Building organizational capabilities means more than just strengthening what a company already does. There are times when management has to be proactive in developing new competencies to complement the company’s existing resource base and promote more proficient strategy execution. It is useful hare to think of companies as a bundle of evolving competencies and capabilities, with the organization-building challenge being one of developing new capabilities and strengthening existing ones in a fashion calculated to achieve competitive advantage through superior strategy execution. One capability-building issue is whether to develop the desired competencies and capabilities internally or whether is makes more sense to outsource them by partnering with key suppliers or forming strategic alliances.
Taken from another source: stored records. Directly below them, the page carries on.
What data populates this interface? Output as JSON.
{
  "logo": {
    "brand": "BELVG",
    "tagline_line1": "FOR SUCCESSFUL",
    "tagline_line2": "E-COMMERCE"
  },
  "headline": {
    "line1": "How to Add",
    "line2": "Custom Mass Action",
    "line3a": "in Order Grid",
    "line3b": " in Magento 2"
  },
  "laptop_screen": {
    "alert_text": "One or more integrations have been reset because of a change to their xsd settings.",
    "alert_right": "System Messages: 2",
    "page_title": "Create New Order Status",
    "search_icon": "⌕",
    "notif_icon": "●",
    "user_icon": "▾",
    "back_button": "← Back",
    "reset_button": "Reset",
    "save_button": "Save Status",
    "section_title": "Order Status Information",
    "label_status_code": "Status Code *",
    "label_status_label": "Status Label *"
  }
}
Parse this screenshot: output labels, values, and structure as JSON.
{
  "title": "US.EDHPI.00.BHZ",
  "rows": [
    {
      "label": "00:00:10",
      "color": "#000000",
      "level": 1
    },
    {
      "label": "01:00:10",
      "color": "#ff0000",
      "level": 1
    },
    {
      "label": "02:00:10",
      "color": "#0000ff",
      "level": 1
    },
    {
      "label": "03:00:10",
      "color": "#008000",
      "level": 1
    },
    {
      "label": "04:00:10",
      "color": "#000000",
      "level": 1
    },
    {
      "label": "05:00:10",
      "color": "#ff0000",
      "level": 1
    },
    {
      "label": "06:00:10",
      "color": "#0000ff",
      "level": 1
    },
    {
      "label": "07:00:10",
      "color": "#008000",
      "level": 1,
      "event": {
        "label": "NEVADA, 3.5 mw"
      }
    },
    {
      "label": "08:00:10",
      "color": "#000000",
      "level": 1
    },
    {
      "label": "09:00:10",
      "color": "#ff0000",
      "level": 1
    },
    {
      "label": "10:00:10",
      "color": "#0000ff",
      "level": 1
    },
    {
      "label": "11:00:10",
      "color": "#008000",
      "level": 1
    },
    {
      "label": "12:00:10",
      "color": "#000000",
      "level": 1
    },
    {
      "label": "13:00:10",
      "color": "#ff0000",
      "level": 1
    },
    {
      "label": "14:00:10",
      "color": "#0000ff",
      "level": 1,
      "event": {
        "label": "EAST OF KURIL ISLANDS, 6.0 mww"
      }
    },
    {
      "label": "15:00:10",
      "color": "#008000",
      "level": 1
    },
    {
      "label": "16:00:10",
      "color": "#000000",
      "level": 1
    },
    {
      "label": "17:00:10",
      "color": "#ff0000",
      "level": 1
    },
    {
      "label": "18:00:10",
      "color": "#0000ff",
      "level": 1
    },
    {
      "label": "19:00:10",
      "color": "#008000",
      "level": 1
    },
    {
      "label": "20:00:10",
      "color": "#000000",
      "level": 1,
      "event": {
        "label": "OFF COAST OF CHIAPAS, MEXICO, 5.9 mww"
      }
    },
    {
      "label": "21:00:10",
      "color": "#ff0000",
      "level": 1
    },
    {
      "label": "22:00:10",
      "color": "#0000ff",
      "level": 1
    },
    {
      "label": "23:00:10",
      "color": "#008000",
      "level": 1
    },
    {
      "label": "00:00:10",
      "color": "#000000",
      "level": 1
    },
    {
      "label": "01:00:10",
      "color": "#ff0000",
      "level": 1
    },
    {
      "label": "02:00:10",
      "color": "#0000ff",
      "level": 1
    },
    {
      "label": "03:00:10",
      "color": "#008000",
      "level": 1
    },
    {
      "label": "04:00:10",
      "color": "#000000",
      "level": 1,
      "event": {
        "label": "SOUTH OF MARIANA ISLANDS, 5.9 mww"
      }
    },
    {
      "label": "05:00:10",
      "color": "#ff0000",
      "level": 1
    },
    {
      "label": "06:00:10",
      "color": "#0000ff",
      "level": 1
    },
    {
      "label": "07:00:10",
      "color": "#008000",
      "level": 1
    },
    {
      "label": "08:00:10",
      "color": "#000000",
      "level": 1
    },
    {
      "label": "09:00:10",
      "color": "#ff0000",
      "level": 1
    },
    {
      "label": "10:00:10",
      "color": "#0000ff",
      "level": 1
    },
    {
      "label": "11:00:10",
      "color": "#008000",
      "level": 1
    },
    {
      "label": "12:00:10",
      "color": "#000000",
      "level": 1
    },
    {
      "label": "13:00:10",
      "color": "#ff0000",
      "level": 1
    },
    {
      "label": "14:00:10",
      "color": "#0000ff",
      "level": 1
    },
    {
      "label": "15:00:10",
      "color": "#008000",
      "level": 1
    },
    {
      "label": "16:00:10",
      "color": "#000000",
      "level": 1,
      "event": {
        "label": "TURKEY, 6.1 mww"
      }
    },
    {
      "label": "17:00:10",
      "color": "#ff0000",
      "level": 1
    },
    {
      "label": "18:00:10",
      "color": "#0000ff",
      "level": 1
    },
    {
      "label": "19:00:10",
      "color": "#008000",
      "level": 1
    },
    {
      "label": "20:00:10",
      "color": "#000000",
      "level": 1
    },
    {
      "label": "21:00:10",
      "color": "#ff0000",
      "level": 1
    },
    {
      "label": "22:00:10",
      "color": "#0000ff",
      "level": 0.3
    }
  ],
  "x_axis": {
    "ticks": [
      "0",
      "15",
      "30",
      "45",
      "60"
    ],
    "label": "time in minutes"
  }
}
Decisions about whether to outsource or develop in-house capability often turn on the issues of (1) what can be safely delegated to outside suppliers versus what internal capabilities are key to the company’s long-term success and (2) whether noncritical activities an be outsourced more effectively or efficiently than they can be performed internally. Either way, though, calls, for action. Outsourcing means launching initiative relationships. Developing the capabilities in-house means hiring new personnel with skills and experience relevant to he desired organizational competence/capability, then linking the individual skills/know-how to form organizational capability.